About this exercise:
For every entry below, give it back exactly and leave out any image.
.....
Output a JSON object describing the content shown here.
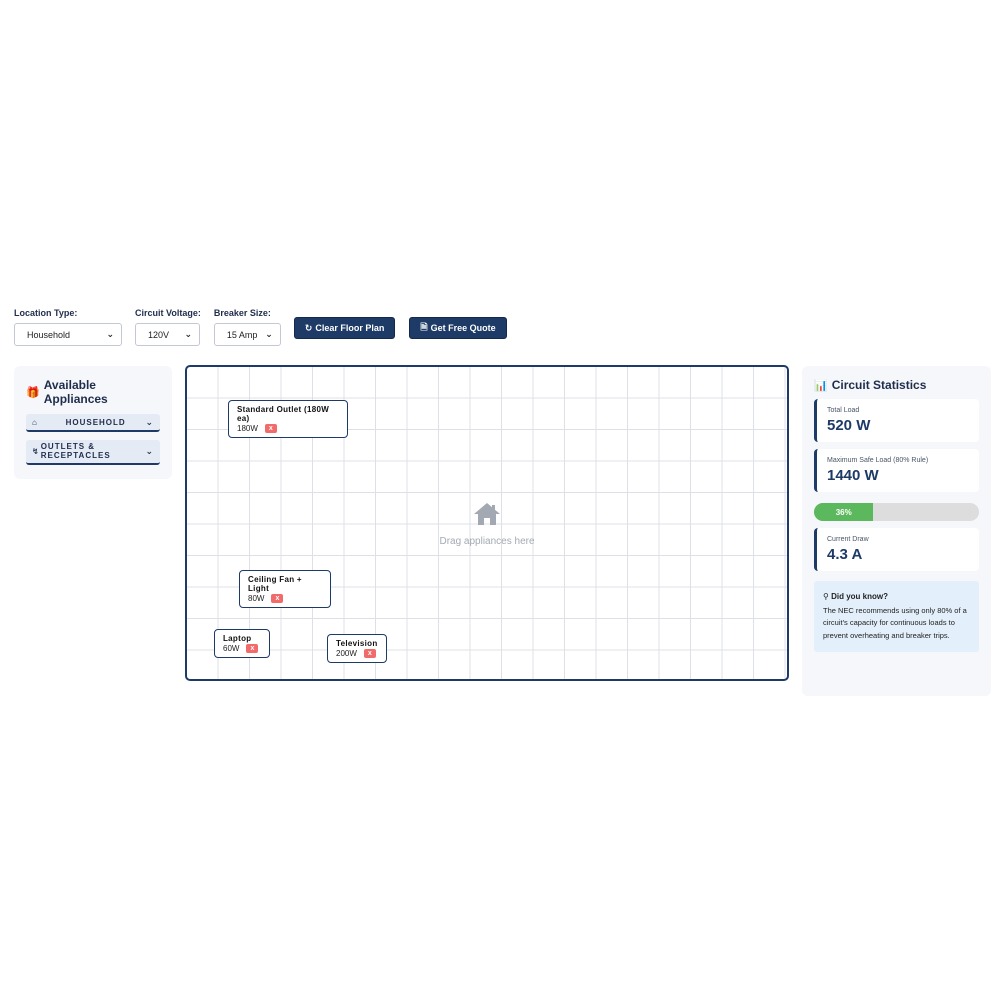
{
  "controls": {
    "location_label": "Location Type:",
    "location_value": "Household",
    "voltage_label": "Circuit Voltage:",
    "voltage_value": "120V",
    "breaker_label": "Breaker Size:",
    "breaker_value": "15 Amp",
    "clear_label": "Clear Floor Plan",
    "quote_label": "Get Free Quote"
  },
  "appliances_panel": {
    "title": "Available Appliances",
    "categories": [
      {
        "label": "HOUSEHOLD",
        "icon": "home-icon"
      },
      {
        "label": "OUTLETS & RECEPTACLES",
        "icon": "plug-icon"
      }
    ]
  },
  "floor_plan": {
    "placeholder": "Drag appliances here",
    "remove_label": "x",
    "items": [
      {
        "name": "Standard Outlet (180W ea)",
        "watts": "180W"
      },
      {
        "name": "Ceiling Fan + Light",
        "watts": "80W"
      },
      {
        "name": "Laptop",
        "watts": "60W"
      },
      {
        "name": "Television",
        "watts": "200W"
      }
    ]
  },
  "stats": {
    "title": "Circuit Statistics",
    "total_load_label": "Total Load",
    "total_load_value": "520 W",
    "max_safe_label": "Maximum Safe Load (80% Rule)",
    "max_safe_value": "1440 W",
    "usage_percent": 36,
    "usage_label": "36%",
    "current_draw_label": "Current Draw",
    "current_draw_value": "4.3 A",
    "tip_title": "Did you know?",
    "tip_text": "The NEC recommends using only 80% of a circuit's capacity for continuous loads to prevent overheating and breaker trips."
  },
  "colors": {
    "primary": "#1e3a66",
    "progress": "#5cb85c",
    "remove": "#f26b6b",
    "tip_bg": "#e3f0fb"
  }
}
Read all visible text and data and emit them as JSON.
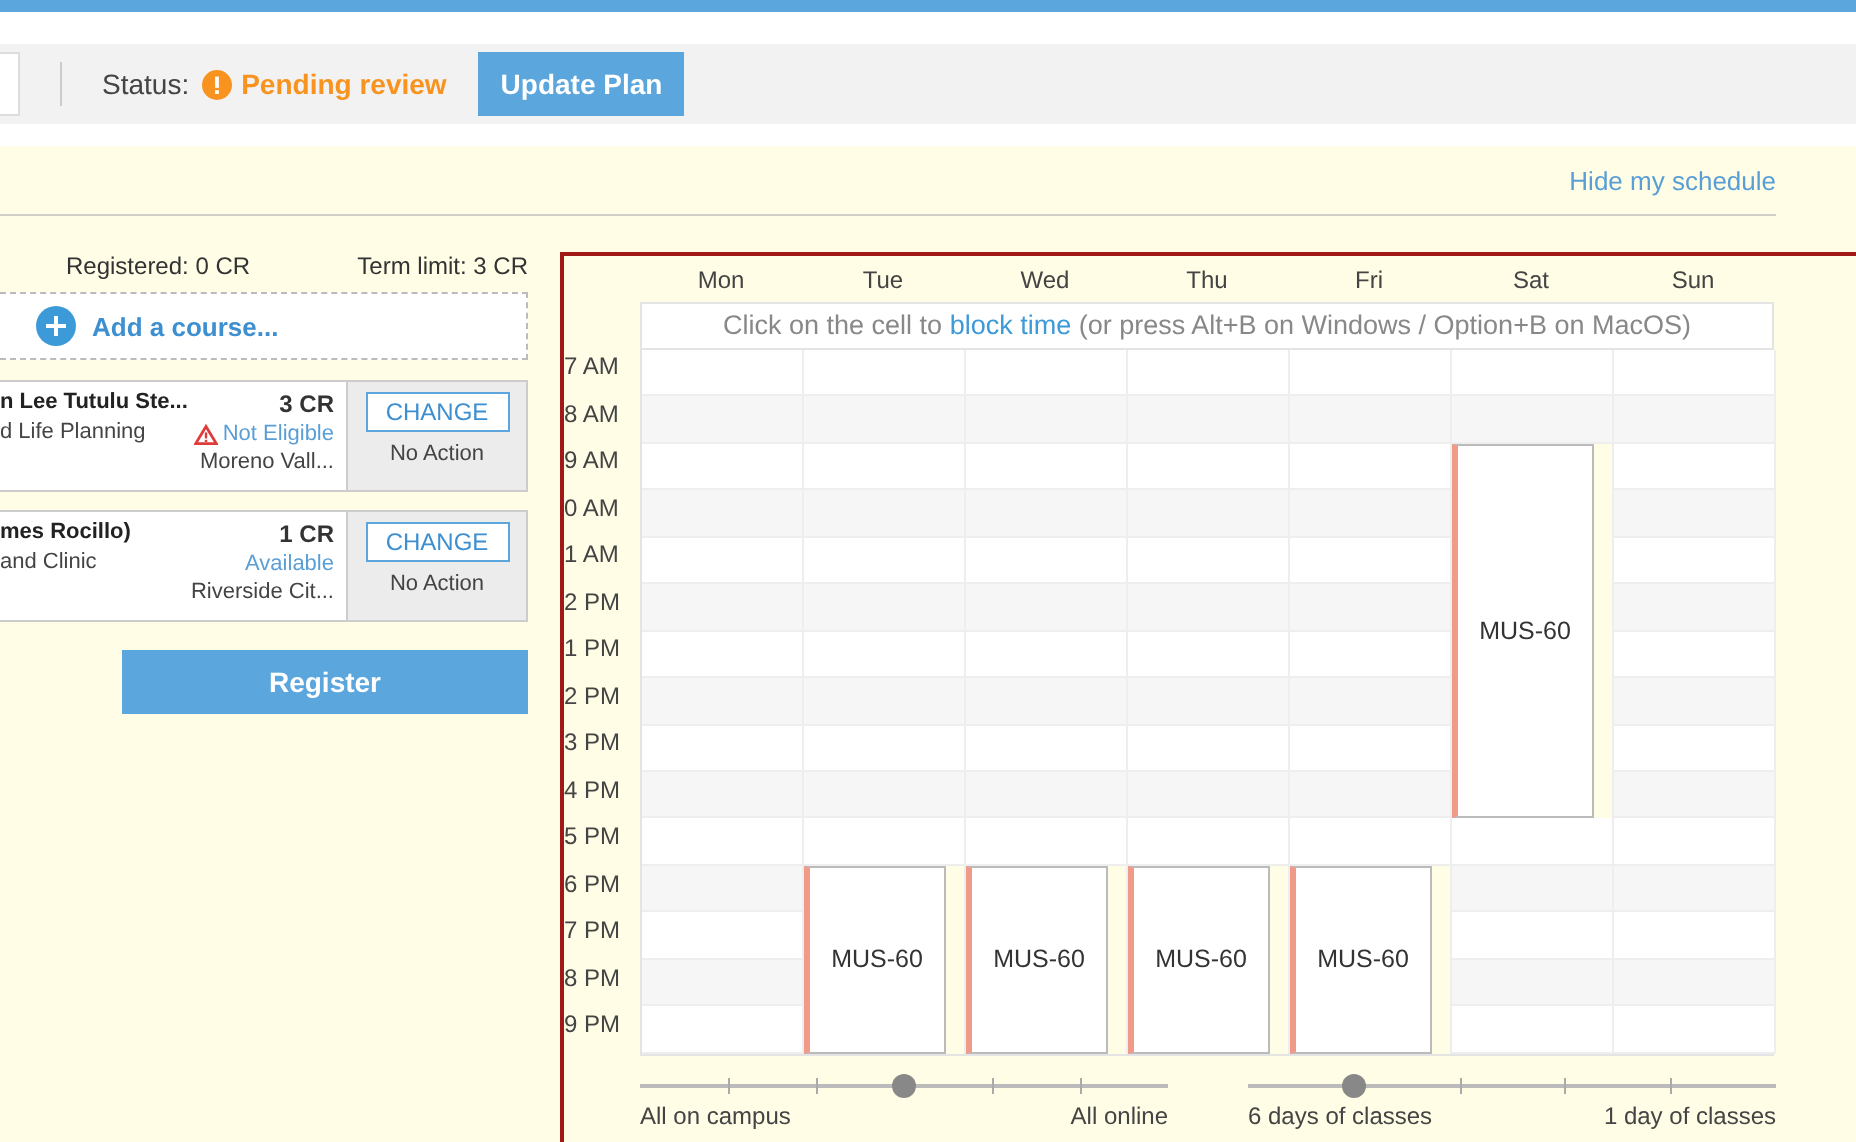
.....
Worked solution:
Output a JSON object describing the content shown here.
{
  "controls": {
    "location_label": "Location Type:",
    "location_value": "Household",
    "voltage_label": "Circuit Voltage:",
    "voltage_value": "120V",
    "breaker_label": "Breaker Size:",
    "breaker_value": "15 Amp",
    "clear_label": "Clear Floor Plan",
    "quote_label": "Get Free Quote"
  },
  "appliances_panel": {
    "title": "Available Appliances",
    "categories": [
      {
        "label": "HOUSEHOLD",
        "icon": "home-icon"
      },
      {
        "label": "OUTLETS & RECEPTACLES",
        "icon": "plug-icon"
      }
    ]
  },
  "floor_plan": {
    "placeholder": "Drag appliances here",
    "remove_label": "x",
    "items": [
      {
        "name": "Standard Outlet (180W ea)",
        "watts": "180W"
      },
      {
        "name": "Ceiling Fan + Light",
        "watts": "80W"
      },
      {
        "name": "Laptop",
        "watts": "60W"
      },
      {
        "name": "Television",
        "watts": "200W"
      }
    ]
  },
  "stats": {
    "title": "Circuit Statistics",
    "total_load_label": "Total Load",
    "total_load_value": "520 W",
    "max_safe_label": "Maximum Safe Load (80% Rule)",
    "max_safe_value": "1440 W",
    "usage_percent": 36,
    "usage_label": "36%",
    "current_draw_label": "Current Draw",
    "current_draw_value": "4.3 A",
    "tip_title": "Did you know?",
    "tip_text": "The NEC recommends using only 80% of a circuit's capacity for continuous loads to prevent overheating and breaker trips."
  },
  "colors": {
    "primary": "#1e3a66",
    "progress": "#5cb85c",
    "remove": "#f26b6b",
    "tip_bg": "#e3f0fb"
  }
}
Read all visible text and data and emit them as JSON.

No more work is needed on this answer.